Shared hosted is a good starting point for many website owners, but it might not meet your needs for long. I found this to be the case as my sites became more popular. Pretty soon, I was using more resources than my host would allow, even though they had advertises the shared hosting plans as having “unlimited” bandwidth and space. Truthfully, no host can offer unlimited anything, and once my old host thought that I was using too many resources, I began to rack up the fines. This lasted for a short while as I scrambled to delete files, reduce bandwidth and clear out my databases. However, I just couldn’t do enough, and my host eventually terminated our contract.
You can imagine how I felt when I suddenly had no host, especially because I made a living from my websites. I was scrambling to find one that would meet my needs, but the shared plans that seemed like they might work were almost as expensive as a VPS. I hadn’t been previously been familiar with VPS hosting, so I decided to educate myself. I quickly found out that hosts such as GreenGeeks offer virtual private server, or VPS, solutions to customers like myself.

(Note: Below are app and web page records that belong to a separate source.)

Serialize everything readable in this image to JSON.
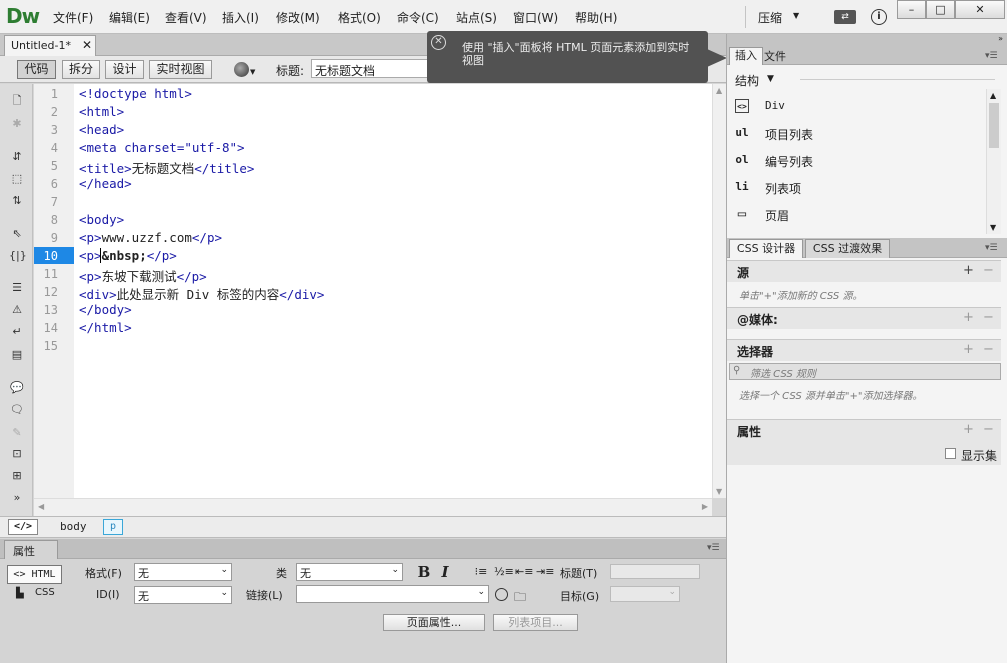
{
  "app": {
    "logo": "Dw",
    "menu": [
      "文件(F)",
      "编辑(E)",
      "查看(V)",
      "插入(I)",
      "修改(M)",
      "格式(O)",
      "命令(C)",
      "站点(S)",
      "窗口(W)",
      "帮助(H)"
    ],
    "workspace": "压缩",
    "window_controls": {
      "minimize": "–",
      "maximize": "□",
      "close": "✕"
    }
  },
  "document": {
    "tab_label": "Untitled-1*",
    "tab_close": "✕",
    "views": {
      "code": "代码",
      "split": "拆分",
      "design": "设计",
      "live": "实时视图"
    },
    "title_label": "标题:",
    "title_value": "无标题文档"
  },
  "tooltip": {
    "text": "使用 \"插入\"面板将 HTML 页面元素添加到实时视图"
  },
  "editor": {
    "active_line": 10,
    "lines": [
      {
        "n": "1",
        "code": "<!doctype html>"
      },
      {
        "n": "2",
        "code": "<html>"
      },
      {
        "n": "3",
        "code": "<head>"
      },
      {
        "n": "4",
        "code": "<meta charset=\"utf-8\">"
      },
      {
        "n": "5",
        "code": "<title>无标题文档</title>"
      },
      {
        "n": "6",
        "code": "</head>"
      },
      {
        "n": "7",
        "code": ""
      },
      {
        "n": "8",
        "code": "<body>"
      },
      {
        "n": "9",
        "code": "<p>www.uzzf.com</p>"
      },
      {
        "n": "10",
        "code": "<p>&nbsp;</p>"
      },
      {
        "n": "11",
        "code": "<p>东坡下载测试</p>"
      },
      {
        "n": "12",
        "code": "<div>此处显示新 Div 标签的内容</div>"
      },
      {
        "n": "13",
        "code": "</body>"
      },
      {
        "n": "14",
        "code": "</html>"
      },
      {
        "n": "15",
        "code": ""
      }
    ]
  },
  "tag_selector": {
    "icon": "</>",
    "body": "body",
    "p": "p"
  },
  "properties": {
    "tab": "属性",
    "html_btn": "<> HTML",
    "css_btn": "CSS",
    "format_label": "格式(F)",
    "format_value": "无",
    "class_label": "类",
    "class_value": "无",
    "id_label": "ID(I)",
    "id_value": "无",
    "link_label": "链接(L)",
    "link_value": "",
    "bold": "B",
    "italic": "I",
    "title_label": "标题(T)",
    "target_label": "目标(G)",
    "page_props_btn": "页面属性...",
    "list_item_btn": "列表项目..."
  },
  "insert_panel": {
    "tabs": [
      "插入",
      "文件"
    ],
    "category": "结构",
    "items": [
      {
        "icon": "<>",
        "label": "Div"
      },
      {
        "icon": "ul",
        "label": "项目列表"
      },
      {
        "icon": "ol",
        "label": "编号列表"
      },
      {
        "icon": "li",
        "label": "列表项"
      },
      {
        "icon": "▭",
        "label": "页眉"
      }
    ]
  },
  "css_panel": {
    "tabs": [
      "CSS 设计器",
      "CSS 过渡效果"
    ],
    "source_title": "源",
    "source_hint": "单击\"+\"添加新的 CSS 源。",
    "media_title": "@媒体:",
    "selector_title": "选择器",
    "filter_placeholder": "筛选 CSS 规则",
    "selector_hint": "选择一个 CSS 源并单击\"+\"添加选择器。",
    "properties_title": "属性",
    "show_all": "显示集"
  }
}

While I wasn’t ready to move to an un-managed dedicated server, VPS plans meant I could use more space, bandwidth and even processor power for a reasonable price. My websites didn’t suffer when sites belonging to other customers saw a spike in traffic. Neither did the same situation in reverse result in exorbitant fees because my host hadn’t anticipated that my website would outgrow shared hosting.
VPS hosting offers the flexibility to grow, too. I saw that most hosts let me choose the amount of space and bandwidth along with the processor speed. I chose a moderate plan because my site hasn’t yet grown that large, which saves me a little money. Although shared hosting plans do include space and bandwidth options, you won’t get to choose how powerful the processor is.
GreenGeeks was great to work with because they offer free cPanel migration if you’re coming from a host that used that control panel software. I experienced minimal downtime and moved to a setup that I felt comfortable using. The fully-managed option means that I don’t have to deal with keeping the server healthy or software up to date, which isn’t my forte. Virtualized servers help hosts save money, too, and this leads to savings for consumers just like me.